This creates a job template variable called ‘{message}’ which will default to “Hello World” if the user of the template does not explicitly pass in a message.

We should be aware of 2 Defaults concepts:

  1. Default as defined in the job-template

  2. Default as defined in a defaults configuration (typically defaults.yaml)

In this case there is a default ‘{message}’ set in the job-template. JJB will use this default if the user (project section) does not declare a {message}.

If we do not declare a default in the job-template then JJB will fallback to checking the “defaults configuration”.

This means that the precedence of defaults is as follows:

  1. User-provided

  2. Job Template

  3. Defaults.yaml

Project sections

Project sections define real jobs and pass in variables as necessary. Projects sections do NOT expand defaults.yaml. So you cannot configure a setting with {var} in here and expect defaults.yaml to fill it in for you. Define required configuration here.


- project
    name: foo
      - 'echo-message'
    message: 'I am foo'

Defaults sections

Defaults sections are the absolute last thing JJB checks if a variable is not configured in a job-template and user did not pass in the variable. JJB will fill in whatever is in the defaults configuration.

Variable expansion order of precedence seems to be:

  1. job-group section definition

  2. project section definition

  3. job-template variable definition

  4. defaults.yaml variable definition


Defaults set variables in job-templates and are NOT used in Macros.

global-jjb should not provide job-group definitions and leave it up to users of global-jjb to create their own as a job-group as a variable defined in a job group the highest precedence. Global JJB should strive to be purely a job-template and macro library for downstream consumers.

Final thoughts

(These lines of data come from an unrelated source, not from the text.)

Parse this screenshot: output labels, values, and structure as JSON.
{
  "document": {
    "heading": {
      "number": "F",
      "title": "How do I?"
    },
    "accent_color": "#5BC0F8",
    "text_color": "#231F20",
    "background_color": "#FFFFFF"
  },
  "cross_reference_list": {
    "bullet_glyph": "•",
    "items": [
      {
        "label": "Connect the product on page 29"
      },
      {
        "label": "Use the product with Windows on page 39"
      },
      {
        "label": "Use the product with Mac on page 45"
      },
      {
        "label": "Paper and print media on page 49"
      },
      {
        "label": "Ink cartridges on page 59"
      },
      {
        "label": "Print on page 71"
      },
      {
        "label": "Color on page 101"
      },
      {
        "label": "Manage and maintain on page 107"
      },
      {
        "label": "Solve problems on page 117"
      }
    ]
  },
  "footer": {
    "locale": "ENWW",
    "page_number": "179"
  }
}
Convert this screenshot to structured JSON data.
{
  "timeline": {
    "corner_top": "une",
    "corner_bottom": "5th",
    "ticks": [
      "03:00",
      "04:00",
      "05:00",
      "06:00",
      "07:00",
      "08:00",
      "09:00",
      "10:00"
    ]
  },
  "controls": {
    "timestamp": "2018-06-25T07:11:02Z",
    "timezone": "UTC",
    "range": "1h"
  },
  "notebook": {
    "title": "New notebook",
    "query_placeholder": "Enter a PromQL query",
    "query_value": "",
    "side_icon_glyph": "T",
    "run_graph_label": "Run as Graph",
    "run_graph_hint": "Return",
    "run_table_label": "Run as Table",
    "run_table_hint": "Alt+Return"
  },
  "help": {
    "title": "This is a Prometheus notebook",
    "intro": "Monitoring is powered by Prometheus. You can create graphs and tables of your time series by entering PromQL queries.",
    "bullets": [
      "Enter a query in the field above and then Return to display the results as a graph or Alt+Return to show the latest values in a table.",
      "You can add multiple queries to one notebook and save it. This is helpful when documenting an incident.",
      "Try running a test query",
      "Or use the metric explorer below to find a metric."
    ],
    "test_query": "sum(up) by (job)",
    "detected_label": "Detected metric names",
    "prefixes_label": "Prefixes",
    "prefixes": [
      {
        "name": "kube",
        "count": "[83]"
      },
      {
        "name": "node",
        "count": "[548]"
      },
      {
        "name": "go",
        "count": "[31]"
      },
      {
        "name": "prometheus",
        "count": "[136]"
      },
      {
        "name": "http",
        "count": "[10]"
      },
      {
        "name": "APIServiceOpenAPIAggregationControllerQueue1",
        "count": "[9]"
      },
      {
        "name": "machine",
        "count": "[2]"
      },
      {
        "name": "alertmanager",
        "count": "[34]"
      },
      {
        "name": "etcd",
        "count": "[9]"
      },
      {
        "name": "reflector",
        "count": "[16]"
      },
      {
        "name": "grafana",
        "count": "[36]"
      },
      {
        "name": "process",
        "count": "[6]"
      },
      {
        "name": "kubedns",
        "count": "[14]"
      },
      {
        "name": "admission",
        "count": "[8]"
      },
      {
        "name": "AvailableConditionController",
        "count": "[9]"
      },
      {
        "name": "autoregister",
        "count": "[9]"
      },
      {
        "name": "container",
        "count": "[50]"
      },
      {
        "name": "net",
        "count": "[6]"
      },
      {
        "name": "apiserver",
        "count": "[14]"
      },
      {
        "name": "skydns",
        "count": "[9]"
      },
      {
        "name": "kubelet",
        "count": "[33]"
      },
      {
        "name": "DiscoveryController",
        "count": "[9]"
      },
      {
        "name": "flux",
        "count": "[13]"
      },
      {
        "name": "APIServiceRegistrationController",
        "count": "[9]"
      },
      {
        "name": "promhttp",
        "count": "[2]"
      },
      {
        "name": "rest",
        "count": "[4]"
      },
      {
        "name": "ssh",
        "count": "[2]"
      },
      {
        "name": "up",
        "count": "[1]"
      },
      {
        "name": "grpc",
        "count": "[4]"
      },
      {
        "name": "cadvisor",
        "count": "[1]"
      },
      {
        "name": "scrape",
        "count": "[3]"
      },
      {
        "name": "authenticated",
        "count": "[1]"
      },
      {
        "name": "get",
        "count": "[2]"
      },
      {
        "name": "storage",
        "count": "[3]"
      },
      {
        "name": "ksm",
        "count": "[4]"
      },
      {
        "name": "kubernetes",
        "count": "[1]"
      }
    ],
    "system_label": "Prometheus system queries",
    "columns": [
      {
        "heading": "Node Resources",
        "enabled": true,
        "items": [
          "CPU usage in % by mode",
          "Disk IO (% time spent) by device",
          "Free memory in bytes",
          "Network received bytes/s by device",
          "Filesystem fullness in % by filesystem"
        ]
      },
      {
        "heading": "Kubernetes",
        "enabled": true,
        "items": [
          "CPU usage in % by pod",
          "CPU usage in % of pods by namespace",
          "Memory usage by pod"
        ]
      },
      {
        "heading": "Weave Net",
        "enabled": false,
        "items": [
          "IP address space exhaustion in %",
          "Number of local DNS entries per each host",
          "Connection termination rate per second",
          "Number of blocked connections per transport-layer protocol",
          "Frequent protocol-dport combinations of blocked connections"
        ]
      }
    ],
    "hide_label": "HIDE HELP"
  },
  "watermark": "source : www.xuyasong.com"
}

For any Basic Job Configuration for example “concurrent”, “jdk”, “node” etc… we cannot set defaults with the same name as JJB will not expand them. To use “node” we need to give the variable for that setting a different name such as “build-node” instead, if we want JJB to perform expansion for those settings. This issue affects top level job configuration, it does not appear to affect items below the top level such as calling a builder, wrapper or parameter.